“We’re making a moment,” Kyo (Benedict Wong) tells Emma (Zazie Beetz), as he’s building a wooden frame to hang a screen on in “Nine Days,” a physical effort to facilitate a psychological response not unlike the one Edson Oda undertakes in his provocative and ultimately deeply edifying feature debut. Emma has found her way into one of the back rooms in the house of Will (Winston Duke), an administrator of sorts – “a cog in the wheel,” he says when one of hIs guests essentially asks if he’s a god – who operates a way station for a collection of souls looking to be attached to a corporeal body in the physical world. The supernatural conceit is largely limited to verbal description in Oda’s drama, which imagines the privilege of life as as a job that requires an interview, and over the course of nine days, Will narrows down potential prospects to one he’ll send to terra firma, a place he’s been himself and was enormously disappointed by.

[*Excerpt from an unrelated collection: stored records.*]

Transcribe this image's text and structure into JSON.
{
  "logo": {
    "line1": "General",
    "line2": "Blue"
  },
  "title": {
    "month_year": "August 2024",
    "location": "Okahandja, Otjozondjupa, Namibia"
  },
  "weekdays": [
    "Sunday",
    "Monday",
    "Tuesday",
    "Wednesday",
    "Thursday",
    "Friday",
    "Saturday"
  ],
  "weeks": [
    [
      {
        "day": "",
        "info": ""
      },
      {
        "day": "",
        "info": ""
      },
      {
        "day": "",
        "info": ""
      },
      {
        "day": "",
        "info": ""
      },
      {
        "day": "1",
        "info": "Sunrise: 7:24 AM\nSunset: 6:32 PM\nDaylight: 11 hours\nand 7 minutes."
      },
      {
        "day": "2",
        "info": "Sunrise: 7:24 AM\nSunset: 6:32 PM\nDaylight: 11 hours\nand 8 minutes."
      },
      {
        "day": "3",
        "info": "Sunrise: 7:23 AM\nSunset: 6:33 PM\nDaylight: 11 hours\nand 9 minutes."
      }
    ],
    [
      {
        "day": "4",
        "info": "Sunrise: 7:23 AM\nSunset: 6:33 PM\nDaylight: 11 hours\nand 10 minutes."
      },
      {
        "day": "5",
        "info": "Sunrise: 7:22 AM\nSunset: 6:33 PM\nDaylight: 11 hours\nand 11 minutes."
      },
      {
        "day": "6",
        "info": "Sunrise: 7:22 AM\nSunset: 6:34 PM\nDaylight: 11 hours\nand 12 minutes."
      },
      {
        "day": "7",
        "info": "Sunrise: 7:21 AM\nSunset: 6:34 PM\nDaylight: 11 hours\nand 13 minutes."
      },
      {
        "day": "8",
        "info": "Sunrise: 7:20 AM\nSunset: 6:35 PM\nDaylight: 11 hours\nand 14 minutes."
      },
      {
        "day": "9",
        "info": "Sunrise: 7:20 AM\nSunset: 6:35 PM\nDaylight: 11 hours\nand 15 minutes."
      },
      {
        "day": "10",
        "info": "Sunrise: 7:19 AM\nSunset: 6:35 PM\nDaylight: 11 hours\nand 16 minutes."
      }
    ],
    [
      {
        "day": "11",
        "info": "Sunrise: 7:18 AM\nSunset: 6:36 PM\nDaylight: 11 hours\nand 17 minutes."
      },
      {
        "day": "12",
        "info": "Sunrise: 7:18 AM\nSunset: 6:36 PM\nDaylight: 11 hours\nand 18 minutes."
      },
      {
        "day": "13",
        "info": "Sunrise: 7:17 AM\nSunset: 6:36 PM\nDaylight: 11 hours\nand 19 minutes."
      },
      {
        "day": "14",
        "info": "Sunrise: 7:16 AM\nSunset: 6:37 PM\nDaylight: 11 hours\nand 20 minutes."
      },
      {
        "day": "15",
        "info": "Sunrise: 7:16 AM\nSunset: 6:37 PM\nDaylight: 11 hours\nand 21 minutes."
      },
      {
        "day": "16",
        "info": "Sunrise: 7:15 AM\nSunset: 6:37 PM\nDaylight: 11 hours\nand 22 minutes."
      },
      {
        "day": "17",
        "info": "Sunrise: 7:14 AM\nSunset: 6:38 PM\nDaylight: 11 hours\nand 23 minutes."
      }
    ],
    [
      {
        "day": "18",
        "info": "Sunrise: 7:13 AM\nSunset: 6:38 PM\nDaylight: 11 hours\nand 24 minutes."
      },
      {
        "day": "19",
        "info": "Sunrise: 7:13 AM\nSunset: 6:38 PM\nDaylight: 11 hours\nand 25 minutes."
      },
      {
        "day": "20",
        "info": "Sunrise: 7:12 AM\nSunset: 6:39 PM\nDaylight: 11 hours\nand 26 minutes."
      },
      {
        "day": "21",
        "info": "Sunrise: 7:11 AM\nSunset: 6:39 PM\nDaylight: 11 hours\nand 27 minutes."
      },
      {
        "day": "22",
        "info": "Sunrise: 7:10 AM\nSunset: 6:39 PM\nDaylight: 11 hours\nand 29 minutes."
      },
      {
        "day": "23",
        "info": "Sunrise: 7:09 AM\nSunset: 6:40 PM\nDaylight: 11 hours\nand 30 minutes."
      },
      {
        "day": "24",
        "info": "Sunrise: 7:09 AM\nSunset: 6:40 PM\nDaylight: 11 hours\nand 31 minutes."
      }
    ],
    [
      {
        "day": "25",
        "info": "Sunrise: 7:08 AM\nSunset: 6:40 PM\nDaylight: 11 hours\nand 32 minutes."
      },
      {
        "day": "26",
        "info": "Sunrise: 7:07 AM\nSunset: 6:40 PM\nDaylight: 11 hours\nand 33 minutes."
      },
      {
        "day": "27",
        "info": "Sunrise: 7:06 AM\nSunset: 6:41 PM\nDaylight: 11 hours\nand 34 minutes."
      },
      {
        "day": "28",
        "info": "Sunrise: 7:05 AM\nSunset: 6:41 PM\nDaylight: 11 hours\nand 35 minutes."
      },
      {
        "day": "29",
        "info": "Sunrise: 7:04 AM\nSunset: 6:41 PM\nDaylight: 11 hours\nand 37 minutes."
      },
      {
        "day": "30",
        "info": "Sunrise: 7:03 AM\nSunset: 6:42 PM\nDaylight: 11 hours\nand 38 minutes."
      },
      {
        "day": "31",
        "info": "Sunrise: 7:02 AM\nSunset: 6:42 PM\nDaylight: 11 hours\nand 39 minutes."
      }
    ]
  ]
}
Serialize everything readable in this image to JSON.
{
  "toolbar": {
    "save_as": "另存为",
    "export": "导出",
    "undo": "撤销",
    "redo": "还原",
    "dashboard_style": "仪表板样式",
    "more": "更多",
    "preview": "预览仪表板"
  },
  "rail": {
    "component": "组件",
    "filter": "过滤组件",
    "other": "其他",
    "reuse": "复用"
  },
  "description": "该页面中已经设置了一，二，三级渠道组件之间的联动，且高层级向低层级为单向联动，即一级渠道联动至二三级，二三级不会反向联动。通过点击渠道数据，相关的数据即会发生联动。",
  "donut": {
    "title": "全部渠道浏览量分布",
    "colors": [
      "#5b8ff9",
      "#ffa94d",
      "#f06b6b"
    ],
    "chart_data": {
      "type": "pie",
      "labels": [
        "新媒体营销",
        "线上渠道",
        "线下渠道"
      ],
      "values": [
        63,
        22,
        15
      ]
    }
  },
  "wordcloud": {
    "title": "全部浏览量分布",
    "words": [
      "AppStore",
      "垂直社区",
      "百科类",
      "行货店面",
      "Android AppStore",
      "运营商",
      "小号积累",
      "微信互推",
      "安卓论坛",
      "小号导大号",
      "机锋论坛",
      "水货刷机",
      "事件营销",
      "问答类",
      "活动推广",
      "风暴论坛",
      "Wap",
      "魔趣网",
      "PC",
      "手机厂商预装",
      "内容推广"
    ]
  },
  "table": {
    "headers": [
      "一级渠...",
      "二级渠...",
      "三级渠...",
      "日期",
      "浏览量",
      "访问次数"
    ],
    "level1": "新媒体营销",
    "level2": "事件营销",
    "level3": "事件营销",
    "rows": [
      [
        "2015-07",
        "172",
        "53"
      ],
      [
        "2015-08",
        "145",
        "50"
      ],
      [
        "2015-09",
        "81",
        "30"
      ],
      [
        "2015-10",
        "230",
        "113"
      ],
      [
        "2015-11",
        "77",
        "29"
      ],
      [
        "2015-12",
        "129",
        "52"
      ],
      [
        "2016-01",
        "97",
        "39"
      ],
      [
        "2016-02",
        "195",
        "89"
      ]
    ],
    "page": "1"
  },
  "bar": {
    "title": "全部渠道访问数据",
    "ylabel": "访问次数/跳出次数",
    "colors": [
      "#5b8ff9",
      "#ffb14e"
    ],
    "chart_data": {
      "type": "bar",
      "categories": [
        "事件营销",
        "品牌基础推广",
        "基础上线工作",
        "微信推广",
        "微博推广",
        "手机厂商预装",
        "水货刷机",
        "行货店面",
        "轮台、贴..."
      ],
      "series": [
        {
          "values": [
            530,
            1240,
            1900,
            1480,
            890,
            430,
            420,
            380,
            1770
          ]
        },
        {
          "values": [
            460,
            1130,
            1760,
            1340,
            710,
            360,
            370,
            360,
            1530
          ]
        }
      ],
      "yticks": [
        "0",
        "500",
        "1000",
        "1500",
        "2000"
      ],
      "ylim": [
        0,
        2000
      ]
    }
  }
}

The wooden frame is being prepared for the first to be dismissed in “Nine Days,” made to simulate a scene from someone else’s life that they were most taken by on the many screens Will has set up in the house to keep tabs on all those he’s sent onto the next level, and while this marks the end of the road for someone who won’t get the chance to really live, it is the starting block for Oda’s architectural marvel in terms of opening up the mind as the writer/director has made something strong enough to let the film’s considerable artifice to fall away to begin to ponder questions about the meaning of life and how much human behavior can ever be accounted for and predicted by someone living outside of another’s experience. Although Duke’s Will is the sturdy center of “Nine Days,” the wonderfully curious Beetz proves to be an ideal avatar for an audience in a film that continually raises so many big ideas playing Emma, the most difficult of the candidates for Will to get a sense of before making his choice. She’s joined in the house by Maria (Arianna Ortiz), Mike (David Rhysdahl), Alex (Tony Hale) and Cain (Bill Skarsgard), all unsure of how to respond to Will, who never articulates what he’s looking for, though a sense of toughness seems to be a necessity, especially as it’s gradually revealed that he may have been assigned his own job by not having enough of it.
Besides the philosophical questions raised by the premise, “Nine Days” also begs for a few about Will’s literal place in the grander scheme of things, but Oda constructs an alternate universe cohesive and awesome enough to keep those at bay until well after the film has ended, if at all, and never shrinks from the boldness from the ideas he’s putting forth. The airy cinematography of Wyatt Garfield and Antonio Pinto’s heavenly score open the film up to the heights that few ever even attempt to reach, and while Oda explores the increasingly weighty decisions Will makes as he becomes aware of choices he’s made that haven’t worked out as he expected, the film manages the exact right lightness of touch to take hold. “Nine Days” may tell a story of those awaiting their time to live, but as an experience, it is alive with possibility and wonderment.